What the task asks
Without any pictures, retype exactly the lines from the one with "What data populates" through the final line of the records.

Data about app and page elements
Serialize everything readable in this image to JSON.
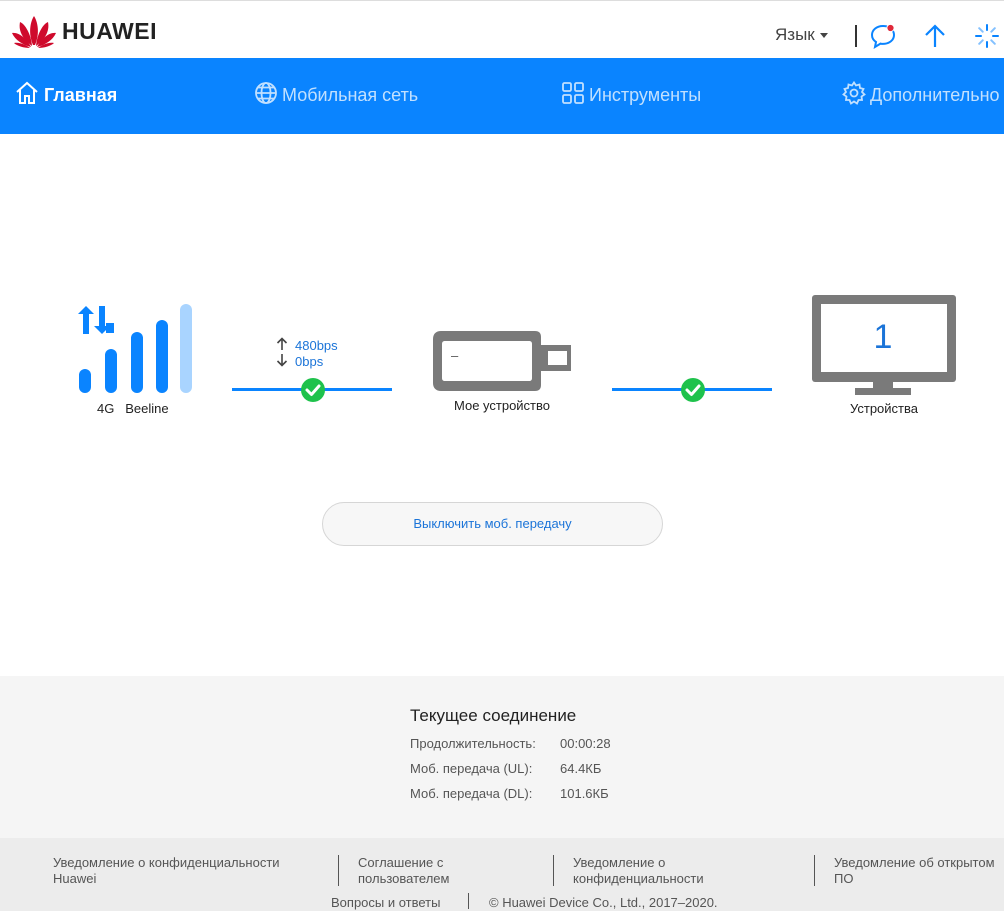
{
  "header": {
    "brand": "HUAWEI",
    "language_label": "Язык",
    "icons": [
      "huawei-logo-icon",
      "messages-icon",
      "update-icon",
      "loading-icon"
    ],
    "colors": {
      "brand_red": "#cf0a2c",
      "accent_blue": "#0a84ff",
      "notify_red": "#e0283a"
    }
  },
  "nav": {
    "items": [
      {
        "label": "Главная",
        "icon": "home-icon",
        "active": true
      },
      {
        "label": "Мобильная сеть",
        "icon": "globe-icon",
        "active": false
      },
      {
        "label": "Инструменты",
        "icon": "grid-icon",
        "active": false
      },
      {
        "label": "Дополнительно",
        "icon": "gear-icon",
        "active": false
      }
    ]
  },
  "status": {
    "network_type": "4G",
    "operator": "Beeline",
    "upload_rate": "480bps",
    "download_rate": "0bps",
    "dongle_text": "–",
    "my_device_label": "Мое устройство",
    "connected_devices_count": "1",
    "devices_label": "Устройства",
    "signal_bars_active": 4,
    "signal_bars_total": 5
  },
  "toggle_button": {
    "label": "Выключить моб. передачу"
  },
  "connection": {
    "title": "Текущее соединение",
    "rows": [
      {
        "label": "Продолжительность:",
        "value": "00:00:28"
      },
      {
        "label": "Моб. передача (UL):",
        "value": "64.4КБ"
      },
      {
        "label": "Моб. передача (DL):",
        "value": "101.6КБ"
      }
    ]
  },
  "footer": {
    "links": [
      "Уведомление о конфиденциальности Huawei",
      "Соглашение с пользователем",
      "Уведомление о конфиденциальности",
      "Уведомление об открытом ПО"
    ],
    "faq": "Вопросы и ответы",
    "copyright": "© Huawei Device Co., Ltd., 2017–2020."
  }
}
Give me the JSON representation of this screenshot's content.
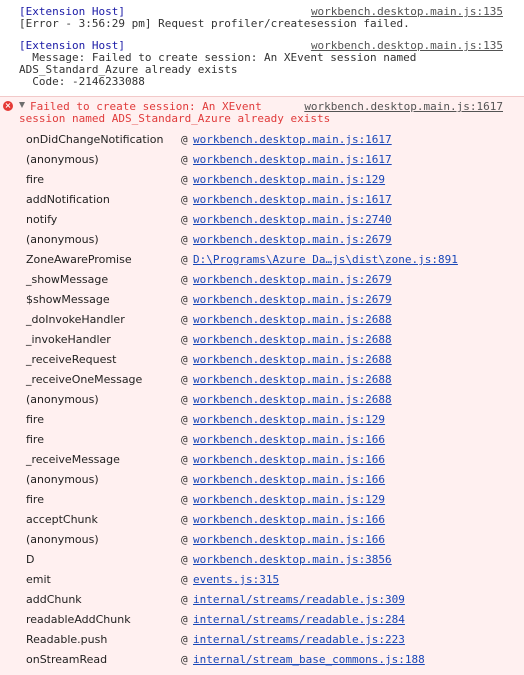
{
  "messages": [
    {
      "lines": [
        "[Extension Host]",
        "[Error - 3:56:29 pm] Request profiler/createsession failed."
      ],
      "source": "workbench.desktop.main.js:135"
    },
    {
      "lines": [
        "[Extension Host]",
        "  Message: Failed to create session: An XEvent session named",
        "ADS_Standard_Azure already exists",
        "  Code: -2146233088"
      ],
      "source": "workbench.desktop.main.js:135"
    }
  ],
  "error": {
    "title_line1": "Failed to create session: An XEvent",
    "title_line2": "session named ADS_Standard_Azure already exists",
    "source": "workbench.desktop.main.js:1617",
    "icon": "error-circle-icon",
    "frames": [
      {
        "fn": "onDidChangeNotification",
        "loc": "workbench.desktop.main.js:1617"
      },
      {
        "fn": "(anonymous)",
        "loc": "workbench.desktop.main.js:1617"
      },
      {
        "fn": "fire",
        "loc": "workbench.desktop.main.js:129"
      },
      {
        "fn": "addNotification",
        "loc": "workbench.desktop.main.js:1617"
      },
      {
        "fn": "notify",
        "loc": "workbench.desktop.main.js:2740"
      },
      {
        "fn": "(anonymous)",
        "loc": "workbench.desktop.main.js:2679"
      },
      {
        "fn": "ZoneAwarePromise",
        "loc": "D:\\Programs\\Azure Da…js\\dist\\zone.js:891"
      },
      {
        "fn": "_showMessage",
        "loc": "workbench.desktop.main.js:2679"
      },
      {
        "fn": "$showMessage",
        "loc": "workbench.desktop.main.js:2679"
      },
      {
        "fn": "_doInvokeHandler",
        "loc": "workbench.desktop.main.js:2688"
      },
      {
        "fn": "_invokeHandler",
        "loc": "workbench.desktop.main.js:2688"
      },
      {
        "fn": "_receiveRequest",
        "loc": "workbench.desktop.main.js:2688"
      },
      {
        "fn": "_receiveOneMessage",
        "loc": "workbench.desktop.main.js:2688"
      },
      {
        "fn": "(anonymous)",
        "loc": "workbench.desktop.main.js:2688"
      },
      {
        "fn": "fire",
        "loc": "workbench.desktop.main.js:129"
      },
      {
        "fn": "fire",
        "loc": "workbench.desktop.main.js:166"
      },
      {
        "fn": "_receiveMessage",
        "loc": "workbench.desktop.main.js:166"
      },
      {
        "fn": "(anonymous)",
        "loc": "workbench.desktop.main.js:166"
      },
      {
        "fn": "fire",
        "loc": "workbench.desktop.main.js:129"
      },
      {
        "fn": "acceptChunk",
        "loc": "workbench.desktop.main.js:166"
      },
      {
        "fn": "(anonymous)",
        "loc": "workbench.desktop.main.js:166"
      },
      {
        "fn": "D",
        "loc": "workbench.desktop.main.js:3856"
      },
      {
        "fn": "emit",
        "loc": "events.js:315"
      },
      {
        "fn": "addChunk",
        "loc": "internal/streams/readable.js:309"
      },
      {
        "fn": "readableAddChunk",
        "loc": "internal/streams/readable.js:284"
      },
      {
        "fn": "Readable.push",
        "loc": "internal/streams/readable.js:223"
      },
      {
        "fn": "onStreamRead",
        "loc": "internal/stream_base_commons.js:188"
      }
    ]
  },
  "at_symbol": "@"
}
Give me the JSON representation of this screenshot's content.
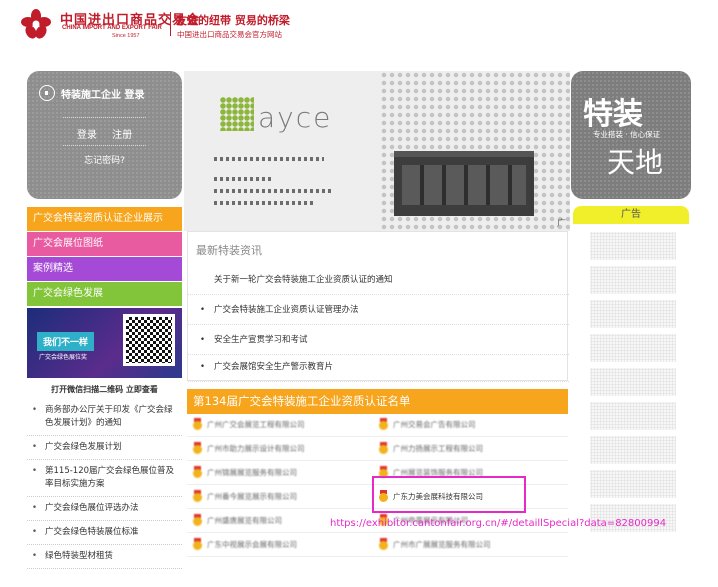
{
  "header": {
    "logo_cn": "中国进出口商品交易会",
    "logo_en": "CHINA IMPORT AND EXPORT FAIR",
    "logo_since": "Since 1957",
    "slogan": "友谊的纽带 贸易的桥梁",
    "site_name": "中国进出口商品交易会官方网站"
  },
  "login": {
    "title": "特装施工企业 登录",
    "login_link": "登录",
    "register_link": "注册",
    "forgot_link": "忘记密码?"
  },
  "banner": {
    "brand": "ayce",
    "corner_text": "广"
  },
  "special": {
    "big_text": "特装",
    "tagline": "专业搭装 · 信心保证",
    "big_text2": "天地"
  },
  "menu": {
    "items": [
      {
        "label": "广交会特装资质认证企业展示",
        "color": "#f6a51c"
      },
      {
        "label": "广交会展位图纸",
        "color": "#e85ba0"
      },
      {
        "label": "案例精选",
        "color": "#a44ad6"
      },
      {
        "label": "广交会绿色发展",
        "color": "#82c43a"
      }
    ],
    "qr_slogan": "我们不一样",
    "qr_sub": "广交会绿色展位奖",
    "qr_caption": "打开微信扫描二维码 立即查看"
  },
  "links": [
    "商务部办公厅关于印发《广交会绿色发展计划》的通知",
    "广交会绿色发展计划",
    "第115-120届广交会绿色展位普及率目标实施方案",
    "广交会绿色展位评选办法",
    "广交会绿色特装展位标准",
    "绿色特装型材租赁"
  ],
  "ad": {
    "title": "广告"
  },
  "news": {
    "title": "最新特装资讯",
    "items": [
      "关于新一轮广交会特装施工企业资质认证的通知",
      "广交会特装施工企业资质认证管理办法",
      "安全生产宣贯学习和考试",
      "广交会展馆安全生产警示教育片"
    ]
  },
  "list": {
    "title": "第134届广交会特装施工企业资质认证名单",
    "rows": [
      [
        "广州广交会展览工程有限公司",
        "广州交易会广告有限公司"
      ],
      [
        "广州市助力展示设计有限公司",
        "广州力扬展示工程有限公司"
      ],
      [
        "广州锦展展览服务有限公司",
        "广州展览装饰服务有限公司"
      ],
      [
        "广州番今展览展示有限公司",
        "广东力美会展科技有限公司"
      ],
      [
        "广州盛唐展览有限公司",
        "广州帝豪展示有限公司"
      ],
      [
        "广东中视展示会展有限公司",
        "广州市广展展览服务有限公司"
      ]
    ],
    "highlight_company": "广东力美会展科技有限公司"
  },
  "annotation": {
    "url": "https://exhibitor.cantonfair.org.cn/#/detaillSpecial?data=82800994",
    "color": "#e52ac9"
  }
}
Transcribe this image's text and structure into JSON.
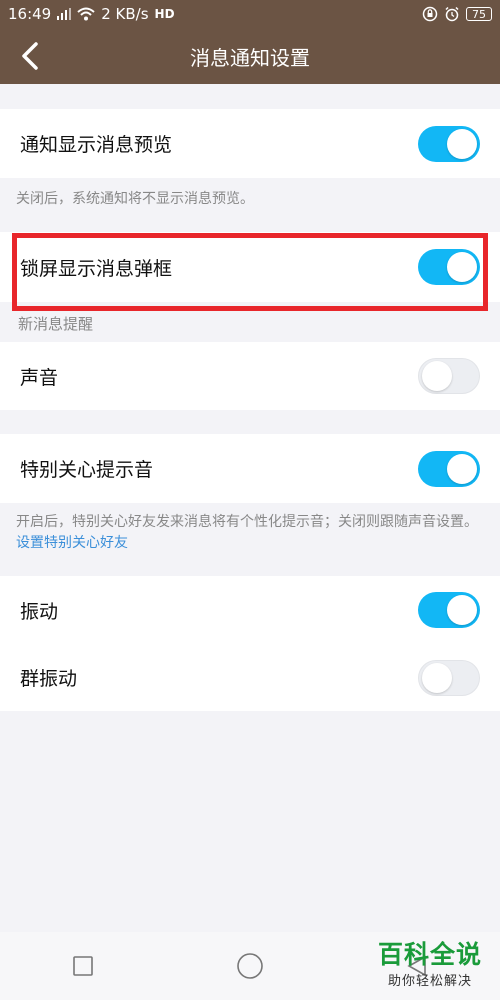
{
  "status_bar": {
    "time": "16:49",
    "speed": "2 KB/s",
    "hd": "HD",
    "battery": "75"
  },
  "header": {
    "title": "消息通知设置"
  },
  "settings": {
    "preview": {
      "label": "通知显示消息预览",
      "on": true
    },
    "preview_note": "关闭后，系统通知将不显示消息预览。",
    "lockscreen": {
      "label": "锁屏显示消息弹框",
      "on": true
    },
    "new_msg_section": "新消息提醒",
    "sound": {
      "label": "声音",
      "on": false
    },
    "special_tone": {
      "label": "特别关心提示音",
      "on": true
    },
    "special_note": "开启后，特别关心好友发来消息将有个性化提示音；关闭则跟随声音设置。",
    "special_link": "设置特别关心好友",
    "vibrate": {
      "label": "振动",
      "on": true
    },
    "group_vibrate": {
      "label": "群振动",
      "on": false
    }
  },
  "watermark": {
    "title": "百科全说",
    "subtitle": "助你轻松解决"
  },
  "colors": {
    "header_bg": "#6b5444",
    "toggle_on": "#12b7f5",
    "highlight": "#e8262b"
  }
}
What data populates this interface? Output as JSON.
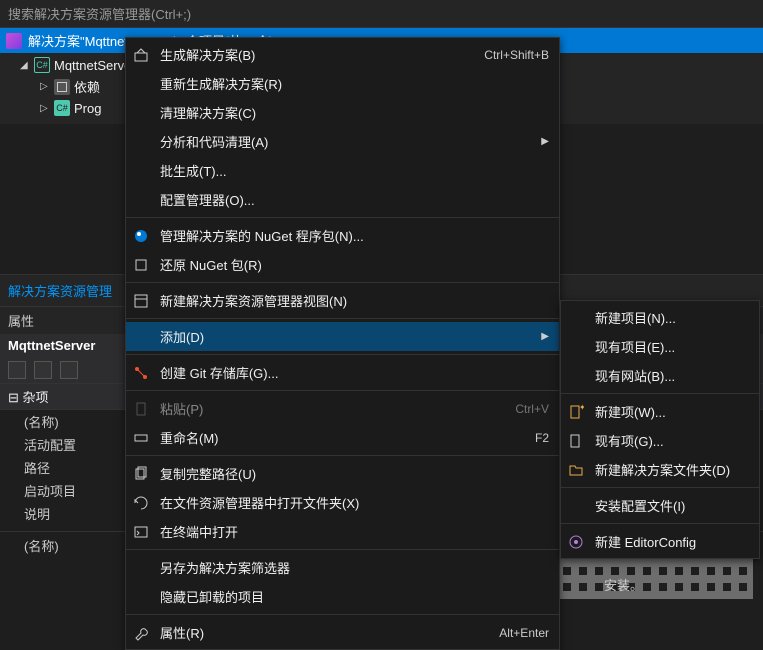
{
  "search": {
    "placeholder": "搜索解决方案资源管理器(Ctrl+;)"
  },
  "solution": {
    "label": "解决方案\"MqttnetServer\"(1 个项目/共 1 个)"
  },
  "tree": {
    "project": "MqttnetServer",
    "deps": "依赖",
    "program": "Prog"
  },
  "panelTab": "解决方案资源管理",
  "propsHeader": "属性",
  "propsTitle": "MqttnetServer",
  "propCat": "⊟ 杂项",
  "props": {
    "name": "(名称)",
    "activeCfg": "活动配置",
    "path": "路径",
    "startup": "启动项目",
    "desc": "说明",
    "name2": "(名称)"
  },
  "ctx": {
    "build": "生成解决方案(B)",
    "buildShort": "Ctrl+Shift+B",
    "rebuild": "重新生成解决方案(R)",
    "clean": "清理解决方案(C)",
    "analyze": "分析和代码清理(A)",
    "batch": "批生成(T)...",
    "config": "配置管理器(O)...",
    "nugetMgr": "管理解决方案的 NuGet 程序包(N)...",
    "nugetRestore": "还原 NuGet 包(R)",
    "newView": "新建解决方案资源管理器视图(N)",
    "add": "添加(D)",
    "git": "创建 Git 存储库(G)...",
    "paste": "粘贴(P)",
    "pasteShort": "Ctrl+V",
    "rename": "重命名(M)",
    "renameShort": "F2",
    "copyPath": "复制完整路径(U)",
    "openExplorer": "在文件资源管理器中打开文件夹(X)",
    "openTerminal": "在终端中打开",
    "saveAs": "另存为解决方案筛选器",
    "hideUnloaded": "隐藏已卸载的项目",
    "properties": "属性(R)",
    "propertiesShort": "Alt+Enter"
  },
  "sub": {
    "newProject": "新建项目(N)...",
    "existingProject": "现有项目(E)...",
    "existingWebsite": "现有网站(B)...",
    "newItem": "新建项(W)...",
    "existingItem": "现有项(G)...",
    "newSolutionFolder": "新建解决方案文件夹(D)",
    "installConfig": "安装配置文件(I)",
    "newEditorConfig": "新建 EditorConfig"
  },
  "installText": "安装。"
}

Solution to this problem
What data populates this interface? Output as JSON.
{
  "search": {
    "placeholder": "搜索解决方案资源管理器(Ctrl+;)"
  },
  "solution": {
    "label": "解决方案\"MqttnetServer\"(1 个项目/共 1 个)"
  },
  "tree": {
    "project": "MqttnetServer",
    "deps": "依赖",
    "program": "Prog"
  },
  "panelTab": "解决方案资源管理",
  "propsHeader": "属性",
  "propsTitle": "MqttnetServer",
  "propCat": "⊟ 杂项",
  "props": {
    "name": "(名称)",
    "activeCfg": "活动配置",
    "path": "路径",
    "startup": "启动项目",
    "desc": "说明",
    "name2": "(名称)"
  },
  "ctx": {
    "build": "生成解决方案(B)",
    "buildShort": "Ctrl+Shift+B",
    "rebuild": "重新生成解决方案(R)",
    "clean": "清理解决方案(C)",
    "analyze": "分析和代码清理(A)",
    "batch": "批生成(T)...",
    "config": "配置管理器(O)...",
    "nugetMgr": "管理解决方案的 NuGet 程序包(N)...",
    "nugetRestore": "还原 NuGet 包(R)",
    "newView": "新建解决方案资源管理器视图(N)",
    "add": "添加(D)",
    "git": "创建 Git 存储库(G)...",
    "paste": "粘贴(P)",
    "pasteShort": "Ctrl+V",
    "rename": "重命名(M)",
    "renameShort": "F2",
    "copyPath": "复制完整路径(U)",
    "openExplorer": "在文件资源管理器中打开文件夹(X)",
    "openTerminal": "在终端中打开",
    "saveAs": "另存为解决方案筛选器",
    "hideUnloaded": "隐藏已卸载的项目",
    "properties": "属性(R)",
    "propertiesShort": "Alt+Enter"
  },
  "sub": {
    "newProject": "新建项目(N)...",
    "existingProject": "现有项目(E)...",
    "existingWebsite": "现有网站(B)...",
    "newItem": "新建项(W)...",
    "existingItem": "现有项(G)...",
    "newSolutionFolder": "新建解决方案文件夹(D)",
    "installConfig": "安装配置文件(I)",
    "newEditorConfig": "新建 EditorConfig"
  },
  "installText": "安装。"
}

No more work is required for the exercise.